* [Data extracts]:
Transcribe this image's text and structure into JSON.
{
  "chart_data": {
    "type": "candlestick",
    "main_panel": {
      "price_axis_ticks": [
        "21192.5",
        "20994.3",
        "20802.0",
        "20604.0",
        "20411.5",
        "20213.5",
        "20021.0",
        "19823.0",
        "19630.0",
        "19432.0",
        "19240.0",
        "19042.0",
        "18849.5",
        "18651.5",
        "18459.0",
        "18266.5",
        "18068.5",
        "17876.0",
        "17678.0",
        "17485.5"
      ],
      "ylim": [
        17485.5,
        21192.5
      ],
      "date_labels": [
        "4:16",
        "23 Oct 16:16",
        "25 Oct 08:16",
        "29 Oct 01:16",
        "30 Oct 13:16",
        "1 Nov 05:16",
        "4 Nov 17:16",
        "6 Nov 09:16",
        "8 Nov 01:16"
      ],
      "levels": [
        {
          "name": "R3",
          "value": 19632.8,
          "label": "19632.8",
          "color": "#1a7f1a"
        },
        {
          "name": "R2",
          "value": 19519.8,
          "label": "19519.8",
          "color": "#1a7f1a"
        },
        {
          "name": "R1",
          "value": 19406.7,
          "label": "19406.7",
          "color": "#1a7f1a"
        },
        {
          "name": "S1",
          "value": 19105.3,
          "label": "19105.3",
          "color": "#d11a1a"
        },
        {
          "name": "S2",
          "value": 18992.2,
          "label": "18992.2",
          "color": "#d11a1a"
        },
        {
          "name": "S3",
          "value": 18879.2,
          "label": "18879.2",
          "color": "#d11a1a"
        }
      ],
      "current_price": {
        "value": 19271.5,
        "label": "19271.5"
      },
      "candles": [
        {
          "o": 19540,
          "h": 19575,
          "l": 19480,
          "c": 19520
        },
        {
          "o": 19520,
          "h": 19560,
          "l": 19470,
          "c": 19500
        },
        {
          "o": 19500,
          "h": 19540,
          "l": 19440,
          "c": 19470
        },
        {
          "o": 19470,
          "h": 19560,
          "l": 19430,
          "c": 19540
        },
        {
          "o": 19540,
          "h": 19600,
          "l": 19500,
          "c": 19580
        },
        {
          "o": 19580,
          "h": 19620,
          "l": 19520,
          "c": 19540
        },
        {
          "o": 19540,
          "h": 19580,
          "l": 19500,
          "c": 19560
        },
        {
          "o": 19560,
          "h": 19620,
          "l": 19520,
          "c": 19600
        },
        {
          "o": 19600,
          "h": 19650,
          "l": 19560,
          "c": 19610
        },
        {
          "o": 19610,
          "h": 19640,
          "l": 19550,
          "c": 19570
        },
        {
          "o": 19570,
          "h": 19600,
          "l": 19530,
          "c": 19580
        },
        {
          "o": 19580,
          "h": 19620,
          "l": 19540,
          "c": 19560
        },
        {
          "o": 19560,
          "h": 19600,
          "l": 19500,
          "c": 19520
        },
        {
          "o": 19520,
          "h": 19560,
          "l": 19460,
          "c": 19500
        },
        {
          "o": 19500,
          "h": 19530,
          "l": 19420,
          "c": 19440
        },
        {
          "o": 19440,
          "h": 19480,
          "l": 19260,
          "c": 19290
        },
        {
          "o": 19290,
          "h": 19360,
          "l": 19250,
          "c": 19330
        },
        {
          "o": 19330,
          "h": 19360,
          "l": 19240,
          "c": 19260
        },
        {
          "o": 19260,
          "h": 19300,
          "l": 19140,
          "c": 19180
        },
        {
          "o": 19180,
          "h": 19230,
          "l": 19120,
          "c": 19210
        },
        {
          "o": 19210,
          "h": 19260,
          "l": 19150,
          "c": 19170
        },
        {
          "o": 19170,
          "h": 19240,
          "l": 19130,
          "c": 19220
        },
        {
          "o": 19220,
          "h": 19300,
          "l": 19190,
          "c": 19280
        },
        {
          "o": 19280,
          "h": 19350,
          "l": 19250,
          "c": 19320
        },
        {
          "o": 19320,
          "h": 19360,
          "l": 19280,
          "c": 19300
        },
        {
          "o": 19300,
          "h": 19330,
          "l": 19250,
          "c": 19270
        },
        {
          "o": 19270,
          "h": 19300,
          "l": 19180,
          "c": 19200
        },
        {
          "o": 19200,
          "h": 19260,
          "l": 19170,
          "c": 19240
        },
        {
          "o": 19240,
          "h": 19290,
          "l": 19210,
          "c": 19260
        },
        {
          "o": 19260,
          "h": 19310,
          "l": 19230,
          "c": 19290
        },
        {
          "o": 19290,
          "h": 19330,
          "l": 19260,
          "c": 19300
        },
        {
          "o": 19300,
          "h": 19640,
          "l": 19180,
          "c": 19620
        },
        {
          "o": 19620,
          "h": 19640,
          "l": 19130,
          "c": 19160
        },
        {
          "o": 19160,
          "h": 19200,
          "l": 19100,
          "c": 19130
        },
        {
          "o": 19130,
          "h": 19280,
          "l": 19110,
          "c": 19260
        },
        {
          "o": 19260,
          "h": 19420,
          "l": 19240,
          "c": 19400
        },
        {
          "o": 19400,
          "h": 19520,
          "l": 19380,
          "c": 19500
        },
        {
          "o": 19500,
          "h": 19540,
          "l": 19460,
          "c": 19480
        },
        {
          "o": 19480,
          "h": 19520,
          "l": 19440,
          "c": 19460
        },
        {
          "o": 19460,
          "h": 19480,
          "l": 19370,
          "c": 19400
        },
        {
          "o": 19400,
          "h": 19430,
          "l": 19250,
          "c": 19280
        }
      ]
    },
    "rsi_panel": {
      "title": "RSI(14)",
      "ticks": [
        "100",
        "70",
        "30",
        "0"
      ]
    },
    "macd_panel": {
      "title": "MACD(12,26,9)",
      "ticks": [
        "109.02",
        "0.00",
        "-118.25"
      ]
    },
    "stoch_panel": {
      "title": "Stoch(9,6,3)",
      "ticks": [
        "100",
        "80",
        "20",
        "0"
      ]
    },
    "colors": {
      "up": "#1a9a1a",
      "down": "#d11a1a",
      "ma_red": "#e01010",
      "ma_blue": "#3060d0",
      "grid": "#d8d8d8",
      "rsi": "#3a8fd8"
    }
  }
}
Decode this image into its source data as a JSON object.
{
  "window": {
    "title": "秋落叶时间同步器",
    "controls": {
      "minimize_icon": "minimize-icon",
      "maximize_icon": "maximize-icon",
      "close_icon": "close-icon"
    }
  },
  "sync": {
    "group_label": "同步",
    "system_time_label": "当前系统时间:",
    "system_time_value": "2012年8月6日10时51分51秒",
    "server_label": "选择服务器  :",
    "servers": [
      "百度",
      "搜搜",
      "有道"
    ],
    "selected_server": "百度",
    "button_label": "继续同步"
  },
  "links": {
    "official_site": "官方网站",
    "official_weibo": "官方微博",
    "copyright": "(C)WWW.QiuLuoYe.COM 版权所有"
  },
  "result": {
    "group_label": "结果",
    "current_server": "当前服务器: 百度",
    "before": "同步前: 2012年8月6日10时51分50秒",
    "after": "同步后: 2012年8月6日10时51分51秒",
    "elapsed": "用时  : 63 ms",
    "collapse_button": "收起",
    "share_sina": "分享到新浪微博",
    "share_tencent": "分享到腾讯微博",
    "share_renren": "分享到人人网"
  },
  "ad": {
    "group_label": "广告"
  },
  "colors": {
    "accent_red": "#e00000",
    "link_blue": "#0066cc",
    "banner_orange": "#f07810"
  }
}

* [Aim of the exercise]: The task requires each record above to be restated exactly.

* [Reply]:
Transcribe this image's text and structure into JSON.
{
  "chart_data": {
    "type": "candlestick",
    "main_panel": {
      "price_axis_ticks": [
        "21192.5",
        "20994.3",
        "20802.0",
        "20604.0",
        "20411.5",
        "20213.5",
        "20021.0",
        "19823.0",
        "19630.0",
        "19432.0",
        "19240.0",
        "19042.0",
        "18849.5",
        "18651.5",
        "18459.0",
        "18266.5",
        "18068.5",
        "17876.0",
        "17678.0",
        "17485.5"
      ],
      "ylim": [
        17485.5,
        21192.5
      ],
      "date_labels": [
        "4:16",
        "23 Oct 16:16",
        "25 Oct 08:16",
        "29 Oct 01:16",
        "30 Oct 13:16",
        "1 Nov 05:16",
        "4 Nov 17:16",
        "6 Nov 09:16",
        "8 Nov 01:16"
      ],
      "levels": [
        {
          "name": "R3",
          "value": 19632.8,
          "label": "19632.8",
          "color": "#1a7f1a"
        },
        {
          "name": "R2",
          "value": 19519.8,
          "label": "19519.8",
          "color": "#1a7f1a"
        },
        {
          "name": "R1",
          "value": 19406.7,
          "label": "19406.7",
          "color": "#1a7f1a"
        },
        {
          "name": "S1",
          "value": 19105.3,
          "label": "19105.3",
          "color": "#d11a1a"
        },
        {
          "name": "S2",
          "value": 18992.2,
          "label": "18992.2",
          "color": "#d11a1a"
        },
        {
          "name": "S3",
          "value": 18879.2,
          "label": "18879.2",
          "color": "#d11a1a"
        }
      ],
      "current_price": {
        "value": 19271.5,
        "label": "19271.5"
      },
      "candles": [
        {
          "o": 19540,
          "h": 19575,
          "l": 19480,
          "c": 19520
        },
        {
          "o": 19520,
          "h": 19560,
          "l": 19470,
          "c": 19500
        },
        {
          "o": 19500,
          "h": 19540,
          "l": 19440,
          "c": 19470
        },
        {
          "o": 19470,
          "h": 19560,
          "l": 19430,
          "c": 19540
        },
        {
          "o": 19540,
          "h": 19600,
          "l": 19500,
          "c": 19580
        },
        {
          "o": 19580,
          "h": 19620,
          "l": 19520,
          "c": 19540
        },
        {
          "o": 19540,
          "h": 19580,
          "l": 19500,
          "c": 19560
        },
        {
          "o": 19560,
          "h": 19620,
          "l": 19520,
          "c": 19600
        },
        {
          "o": 19600,
          "h": 19650,
          "l": 19560,
          "c": 19610
        },
        {
          "o": 19610,
          "h": 19640,
          "l": 19550,
          "c": 19570
        },
        {
          "o": 19570,
          "h": 19600,
          "l": 19530,
          "c": 19580
        },
        {
          "o": 19580,
          "h": 19620,
          "l": 19540,
          "c": 19560
        },
        {
          "o": 19560,
          "h": 19600,
          "l": 19500,
          "c": 19520
        },
        {
          "o": 19520,
          "h": 19560,
          "l": 19460,
          "c": 19500
        },
        {
          "o": 19500,
          "h": 19530,
          "l": 19420,
          "c": 19440
        },
        {
          "o": 19440,
          "h": 19480,
          "l": 19260,
          "c": 19290
        },
        {
          "o": 19290,
          "h": 19360,
          "l": 19250,
          "c": 19330
        },
        {
          "o": 19330,
          "h": 19360,
          "l": 19240,
          "c": 19260
        },
        {
          "o": 19260,
          "h": 19300,
          "l": 19140,
          "c": 19180
        },
        {
          "o": 19180,
          "h": 19230,
          "l": 19120,
          "c": 19210
        },
        {
          "o": 19210,
          "h": 19260,
          "l": 19150,
          "c": 19170
        },
        {
          "o": 19170,
          "h": 19240,
          "l": 19130,
          "c": 19220
        },
        {
          "o": 19220,
          "h": 19300,
          "l": 19190,
          "c": 19280
        },
        {
          "o": 19280,
          "h": 19350,
          "l": 19250,
          "c": 19320
        },
        {
          "o": 19320,
          "h": 19360,
          "l": 19280,
          "c": 19300
        },
        {
          "o": 19300,
          "h": 19330,
          "l": 19250,
          "c": 19270
        },
        {
          "o": 19270,
          "h": 19300,
          "l": 19180,
          "c": 19200
        },
        {
          "o": 19200,
          "h": 19260,
          "l": 19170,
          "c": 19240
        },
        {
          "o": 19240,
          "h": 19290,
          "l": 19210,
          "c": 19260
        },
        {
          "o": 19260,
          "h": 19310,
          "l": 19230,
          "c": 19290
        },
        {
          "o": 19290,
          "h": 19330,
          "l": 19260,
          "c": 19300
        },
        {
          "o": 19300,
          "h": 19640,
          "l": 19180,
          "c": 19620
        },
        {
          "o": 19620,
          "h": 19640,
          "l": 19130,
          "c": 19160
        },
        {
          "o": 19160,
          "h": 19200,
          "l": 19100,
          "c": 19130
        },
        {
          "o": 19130,
          "h": 19280,
          "l": 19110,
          "c": 19260
        },
        {
          "o": 19260,
          "h": 19420,
          "l": 19240,
          "c": 19400
        },
        {
          "o": 19400,
          "h": 19520,
          "l": 19380,
          "c": 19500
        },
        {
          "o": 19500,
          "h": 19540,
          "l": 19460,
          "c": 19480
        },
        {
          "o": 19480,
          "h": 19520,
          "l": 19440,
          "c": 19460
        },
        {
          "o": 19460,
          "h": 19480,
          "l": 19370,
          "c": 19400
        },
        {
          "o": 19400,
          "h": 19430,
          "l": 19250,
          "c": 19280
        }
      ]
    },
    "rsi_panel": {
      "title": "RSI(14)",
      "ticks": [
        "100",
        "70",
        "30",
        "0"
      ]
    },
    "macd_panel": {
      "title": "MACD(12,26,9)",
      "ticks": [
        "109.02",
        "0.00",
        "-118.25"
      ]
    },
    "stoch_panel": {
      "title": "Stoch(9,6,3)",
      "ticks": [
        "100",
        "80",
        "20",
        "0"
      ]
    },
    "colors": {
      "up": "#1a9a1a",
      "down": "#d11a1a",
      "ma_red": "#e01010",
      "ma_blue": "#3060d0",
      "grid": "#d8d8d8",
      "rsi": "#3a8fd8"
    }
  }
}
Decode this image into its source data as a JSON object.
{
  "window": {
    "title": "秋落叶时间同步器",
    "controls": {
      "minimize_icon": "minimize-icon",
      "maximize_icon": "maximize-icon",
      "close_icon": "close-icon"
    }
  },
  "sync": {
    "group_label": "同步",
    "system_time_label": "当前系统时间:",
    "system_time_value": "2012年8月6日10时51分51秒",
    "server_label": "选择服务器  :",
    "servers": [
      "百度",
      "搜搜",
      "有道"
    ],
    "selected_server": "百度",
    "button_label": "继续同步"
  },
  "links": {
    "official_site": "官方网站",
    "official_weibo": "官方微博",
    "copyright": "(C)WWW.QiuLuoYe.COM 版权所有"
  },
  "result": {
    "group_label": "结果",
    "current_server": "当前服务器: 百度",
    "before": "同步前: 2012年8月6日10时51分50秒",
    "after": "同步后: 2012年8月6日10时51分51秒",
    "elapsed": "用时  : 63 ms",
    "collapse_button": "收起",
    "share_sina": "分享到新浪微博",
    "share_tencent": "分享到腾讯微博",
    "share_renren": "分享到人人网"
  },
  "ad": {
    "group_label": "广告"
  },
  "colors": {
    "accent_red": "#e00000",
    "link_blue": "#0066cc",
    "banner_orange": "#f07810"
  }
}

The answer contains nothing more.